▶ **Data records for software interfaces**
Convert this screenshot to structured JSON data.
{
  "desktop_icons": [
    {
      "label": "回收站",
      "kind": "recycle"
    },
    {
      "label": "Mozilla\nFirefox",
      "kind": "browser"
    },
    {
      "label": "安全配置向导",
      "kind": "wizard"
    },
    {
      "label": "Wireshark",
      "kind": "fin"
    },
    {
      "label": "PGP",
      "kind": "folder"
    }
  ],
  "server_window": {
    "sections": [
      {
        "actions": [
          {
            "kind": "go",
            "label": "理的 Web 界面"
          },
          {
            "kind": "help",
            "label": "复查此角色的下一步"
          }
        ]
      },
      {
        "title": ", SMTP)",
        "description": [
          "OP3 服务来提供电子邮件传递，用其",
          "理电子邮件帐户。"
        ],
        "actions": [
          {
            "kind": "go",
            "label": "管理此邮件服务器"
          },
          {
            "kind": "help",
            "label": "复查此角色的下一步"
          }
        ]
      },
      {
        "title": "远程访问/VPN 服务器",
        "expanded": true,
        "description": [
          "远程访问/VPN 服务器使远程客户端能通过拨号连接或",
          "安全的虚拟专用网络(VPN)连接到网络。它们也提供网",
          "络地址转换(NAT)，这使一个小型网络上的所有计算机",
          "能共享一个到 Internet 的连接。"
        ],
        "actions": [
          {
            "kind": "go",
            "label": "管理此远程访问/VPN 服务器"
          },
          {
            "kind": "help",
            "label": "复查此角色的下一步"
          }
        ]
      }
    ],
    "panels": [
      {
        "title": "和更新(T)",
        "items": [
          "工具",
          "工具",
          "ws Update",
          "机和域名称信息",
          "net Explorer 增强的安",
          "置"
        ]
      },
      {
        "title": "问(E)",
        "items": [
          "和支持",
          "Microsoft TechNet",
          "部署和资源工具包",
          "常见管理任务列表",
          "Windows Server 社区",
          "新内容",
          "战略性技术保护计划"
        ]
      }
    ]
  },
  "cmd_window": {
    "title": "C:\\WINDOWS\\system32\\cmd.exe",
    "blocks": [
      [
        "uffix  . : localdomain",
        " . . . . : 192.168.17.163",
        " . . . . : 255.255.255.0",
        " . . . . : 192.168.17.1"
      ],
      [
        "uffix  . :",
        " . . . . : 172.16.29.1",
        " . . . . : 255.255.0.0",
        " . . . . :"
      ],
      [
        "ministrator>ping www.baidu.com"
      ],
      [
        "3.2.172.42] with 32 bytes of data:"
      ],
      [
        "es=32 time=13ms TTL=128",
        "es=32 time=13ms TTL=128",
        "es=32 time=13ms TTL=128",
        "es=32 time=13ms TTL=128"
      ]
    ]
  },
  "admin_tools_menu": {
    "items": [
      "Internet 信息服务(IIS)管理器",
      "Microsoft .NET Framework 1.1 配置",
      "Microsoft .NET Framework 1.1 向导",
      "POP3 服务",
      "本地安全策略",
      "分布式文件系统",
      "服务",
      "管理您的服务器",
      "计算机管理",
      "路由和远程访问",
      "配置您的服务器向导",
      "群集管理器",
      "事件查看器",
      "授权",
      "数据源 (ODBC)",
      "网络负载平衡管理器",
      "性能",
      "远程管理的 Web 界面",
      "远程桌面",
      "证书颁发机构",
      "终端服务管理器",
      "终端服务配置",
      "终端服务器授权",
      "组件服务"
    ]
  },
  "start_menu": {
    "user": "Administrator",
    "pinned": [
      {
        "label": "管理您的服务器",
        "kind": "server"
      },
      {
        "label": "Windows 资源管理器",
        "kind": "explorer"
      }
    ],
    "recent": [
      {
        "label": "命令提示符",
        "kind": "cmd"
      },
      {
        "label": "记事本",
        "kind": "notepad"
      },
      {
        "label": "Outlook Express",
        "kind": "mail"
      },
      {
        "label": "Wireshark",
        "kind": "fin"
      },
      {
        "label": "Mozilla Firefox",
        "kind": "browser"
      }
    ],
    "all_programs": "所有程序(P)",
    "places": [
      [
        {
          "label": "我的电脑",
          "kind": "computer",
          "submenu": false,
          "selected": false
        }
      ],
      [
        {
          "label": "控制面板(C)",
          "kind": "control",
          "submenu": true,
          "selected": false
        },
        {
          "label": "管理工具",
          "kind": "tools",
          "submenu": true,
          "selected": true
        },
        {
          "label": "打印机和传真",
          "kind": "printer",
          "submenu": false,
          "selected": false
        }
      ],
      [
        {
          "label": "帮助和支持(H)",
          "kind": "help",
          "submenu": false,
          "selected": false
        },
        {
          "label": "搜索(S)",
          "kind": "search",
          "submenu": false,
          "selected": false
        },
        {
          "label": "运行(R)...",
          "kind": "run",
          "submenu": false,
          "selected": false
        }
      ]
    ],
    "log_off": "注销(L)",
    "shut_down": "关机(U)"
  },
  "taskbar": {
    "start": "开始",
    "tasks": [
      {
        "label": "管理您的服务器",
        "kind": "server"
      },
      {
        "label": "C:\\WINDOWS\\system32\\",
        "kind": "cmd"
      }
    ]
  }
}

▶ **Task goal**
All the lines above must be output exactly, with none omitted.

▶ **Answer below**
Convert this screenshot to structured JSON data.
{
  "desktop_icons": [
    {
      "label": "回收站",
      "kind": "recycle"
    },
    {
      "label": "Mozilla\nFirefox",
      "kind": "browser"
    },
    {
      "label": "安全配置向导",
      "kind": "wizard"
    },
    {
      "label": "Wireshark",
      "kind": "fin"
    },
    {
      "label": "PGP",
      "kind": "folder"
    }
  ],
  "server_window": {
    "sections": [
      {
        "actions": [
          {
            "kind": "go",
            "label": "理的 Web 界面"
          },
          {
            "kind": "help",
            "label": "复查此角色的下一步"
          }
        ]
      },
      {
        "title": ", SMTP)",
        "description": [
          "OP3 服务来提供电子邮件传递，用其",
          "理电子邮件帐户。"
        ],
        "actions": [
          {
            "kind": "go",
            "label": "管理此邮件服务器"
          },
          {
            "kind": "help",
            "label": "复查此角色的下一步"
          }
        ]
      },
      {
        "title": "远程访问/VPN 服务器",
        "expanded": true,
        "description": [
          "远程访问/VPN 服务器使远程客户端能通过拨号连接或",
          "安全的虚拟专用网络(VPN)连接到网络。它们也提供网",
          "络地址转换(NAT)，这使一个小型网络上的所有计算机",
          "能共享一个到 Internet 的连接。"
        ],
        "actions": [
          {
            "kind": "go",
            "label": "管理此远程访问/VPN 服务器"
          },
          {
            "kind": "help",
            "label": "复查此角色的下一步"
          }
        ]
      }
    ],
    "panels": [
      {
        "title": "和更新(T)",
        "items": [
          "工具",
          "工具",
          "ws Update",
          "机和域名称信息",
          "net Explorer 增强的安",
          "置"
        ]
      },
      {
        "title": "问(E)",
        "items": [
          "和支持",
          "Microsoft TechNet",
          "部署和资源工具包",
          "常见管理任务列表",
          "Windows Server 社区",
          "新内容",
          "战略性技术保护计划"
        ]
      }
    ]
  },
  "cmd_window": {
    "title": "C:\\WINDOWS\\system32\\cmd.exe",
    "blocks": [
      [
        "uffix  . : localdomain",
        " . . . . : 192.168.17.163",
        " . . . . : 255.255.255.0",
        " . . . . : 192.168.17.1"
      ],
      [
        "uffix  . :",
        " . . . . : 172.16.29.1",
        " . . . . : 255.255.0.0",
        " . . . . :"
      ],
      [
        "ministrator>ping www.baidu.com"
      ],
      [
        "3.2.172.42] with 32 bytes of data:"
      ],
      [
        "es=32 time=13ms TTL=128",
        "es=32 time=13ms TTL=128",
        "es=32 time=13ms TTL=128",
        "es=32 time=13ms TTL=128"
      ]
    ]
  },
  "admin_tools_menu": {
    "items": [
      "Internet 信息服务(IIS)管理器",
      "Microsoft .NET Framework 1.1 配置",
      "Microsoft .NET Framework 1.1 向导",
      "POP3 服务",
      "本地安全策略",
      "分布式文件系统",
      "服务",
      "管理您的服务器",
      "计算机管理",
      "路由和远程访问",
      "配置您的服务器向导",
      "群集管理器",
      "事件查看器",
      "授权",
      "数据源 (ODBC)",
      "网络负载平衡管理器",
      "性能",
      "远程管理的 Web 界面",
      "远程桌面",
      "证书颁发机构",
      "终端服务管理器",
      "终端服务配置",
      "终端服务器授权",
      "组件服务"
    ]
  },
  "start_menu": {
    "user": "Administrator",
    "pinned": [
      {
        "label": "管理您的服务器",
        "kind": "server"
      },
      {
        "label": "Windows 资源管理器",
        "kind": "explorer"
      }
    ],
    "recent": [
      {
        "label": "命令提示符",
        "kind": "cmd"
      },
      {
        "label": "记事本",
        "kind": "notepad"
      },
      {
        "label": "Outlook Express",
        "kind": "mail"
      },
      {
        "label": "Wireshark",
        "kind": "fin"
      },
      {
        "label": "Mozilla Firefox",
        "kind": "browser"
      }
    ],
    "all_programs": "所有程序(P)",
    "places": [
      [
        {
          "label": "我的电脑",
          "kind": "computer",
          "submenu": false,
          "selected": false
        }
      ],
      [
        {
          "label": "控制面板(C)",
          "kind": "control",
          "submenu": true,
          "selected": false
        },
        {
          "label": "管理工具",
          "kind": "tools",
          "submenu": true,
          "selected": true
        },
        {
          "label": "打印机和传真",
          "kind": "printer",
          "submenu": false,
          "selected": false
        }
      ],
      [
        {
          "label": "帮助和支持(H)",
          "kind": "help",
          "submenu": false,
          "selected": false
        },
        {
          "label": "搜索(S)",
          "kind": "search",
          "submenu": false,
          "selected": false
        },
        {
          "label": "运行(R)...",
          "kind": "run",
          "submenu": false,
          "selected": false
        }
      ]
    ],
    "log_off": "注销(L)",
    "shut_down": "关机(U)"
  },
  "taskbar": {
    "start": "开始",
    "tasks": [
      {
        "label": "管理您的服务器",
        "kind": "server"
      },
      {
        "label": "C:\\WINDOWS\\system32\\",
        "kind": "cmd"
      }
    ]
  }
}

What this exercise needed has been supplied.